WORK REQUIRED — Work out how many lines of the entries have the word "contrast" in them. Respond with that number only.

RECORD EXCERPTS —
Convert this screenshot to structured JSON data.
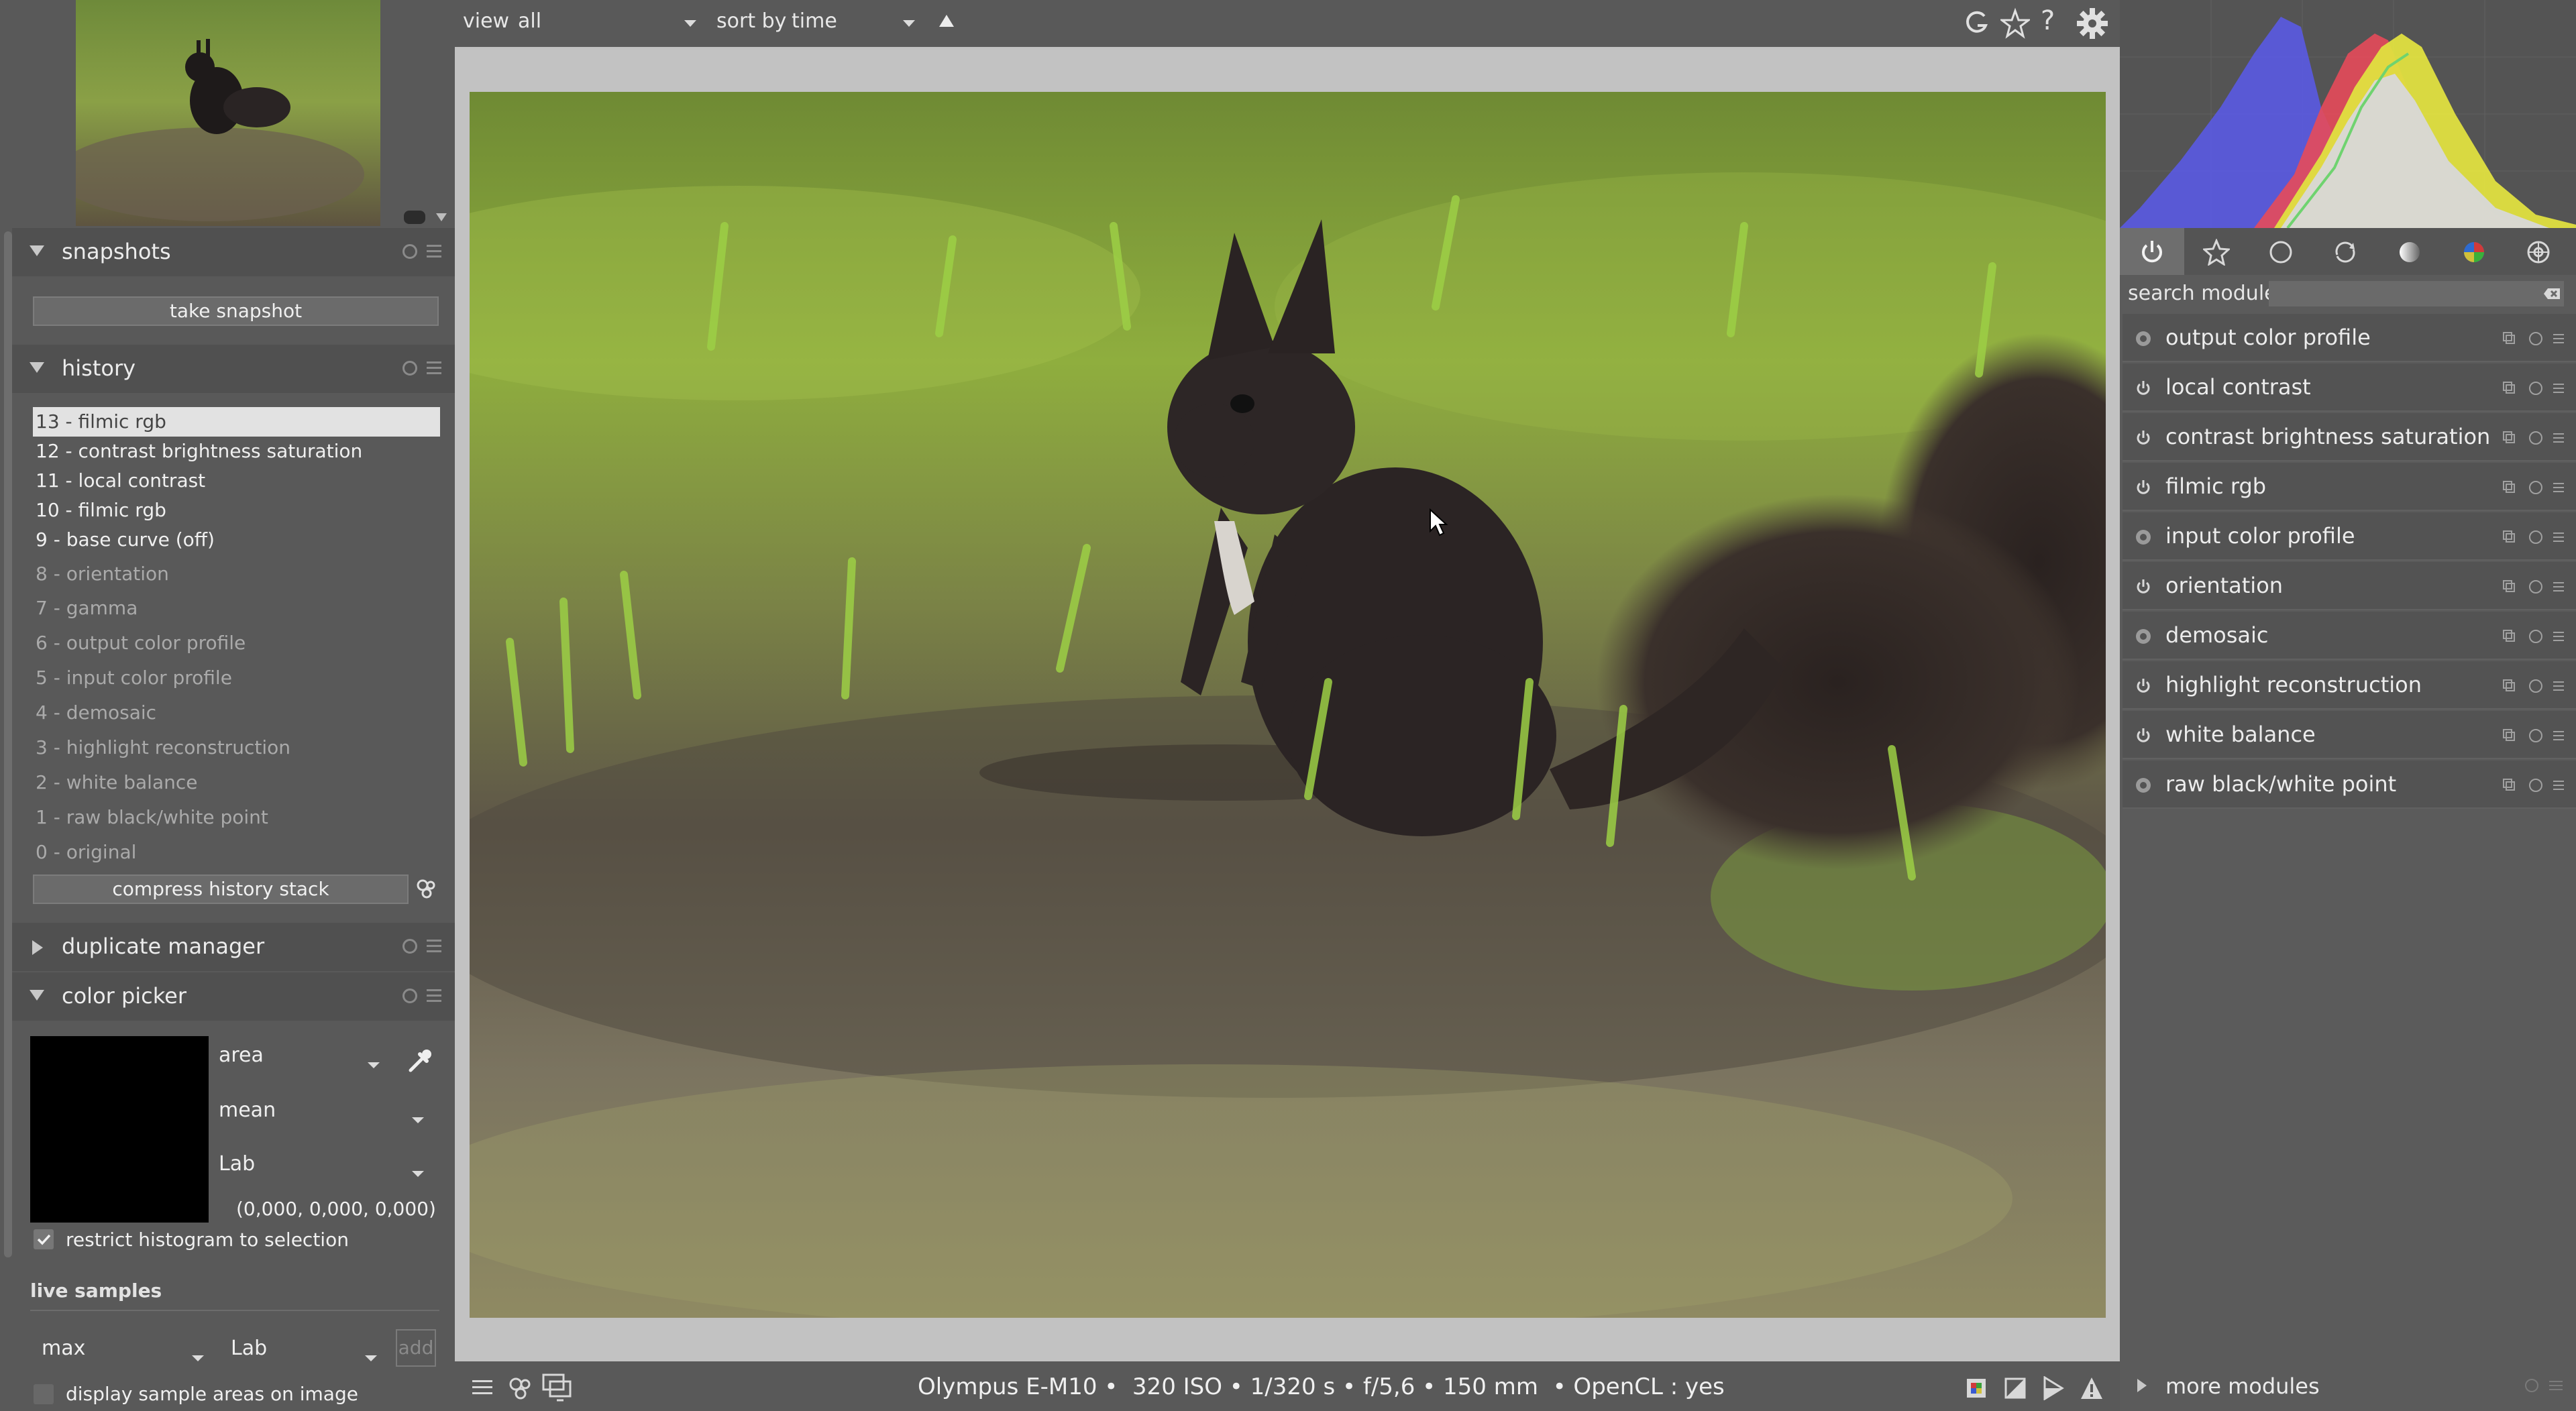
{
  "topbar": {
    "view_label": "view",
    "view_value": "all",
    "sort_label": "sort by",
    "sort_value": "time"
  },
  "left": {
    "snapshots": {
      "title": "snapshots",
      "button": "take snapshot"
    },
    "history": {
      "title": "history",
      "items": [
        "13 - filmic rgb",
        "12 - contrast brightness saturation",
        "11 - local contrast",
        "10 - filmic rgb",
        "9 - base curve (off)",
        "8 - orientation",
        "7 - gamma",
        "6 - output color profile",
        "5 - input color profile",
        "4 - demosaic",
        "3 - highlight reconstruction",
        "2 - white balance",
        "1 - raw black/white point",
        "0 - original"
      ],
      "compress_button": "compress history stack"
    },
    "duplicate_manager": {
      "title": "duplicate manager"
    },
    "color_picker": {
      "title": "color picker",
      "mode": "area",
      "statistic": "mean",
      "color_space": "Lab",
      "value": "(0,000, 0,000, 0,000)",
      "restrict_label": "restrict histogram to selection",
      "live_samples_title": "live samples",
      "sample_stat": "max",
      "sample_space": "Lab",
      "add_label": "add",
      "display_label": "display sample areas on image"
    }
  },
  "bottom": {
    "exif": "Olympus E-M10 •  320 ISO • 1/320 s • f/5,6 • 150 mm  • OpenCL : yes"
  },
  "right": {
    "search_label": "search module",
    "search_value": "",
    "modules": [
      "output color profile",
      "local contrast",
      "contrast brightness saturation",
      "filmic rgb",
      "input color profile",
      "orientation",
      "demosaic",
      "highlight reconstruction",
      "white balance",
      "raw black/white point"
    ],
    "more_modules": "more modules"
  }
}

THE ANSWER — 4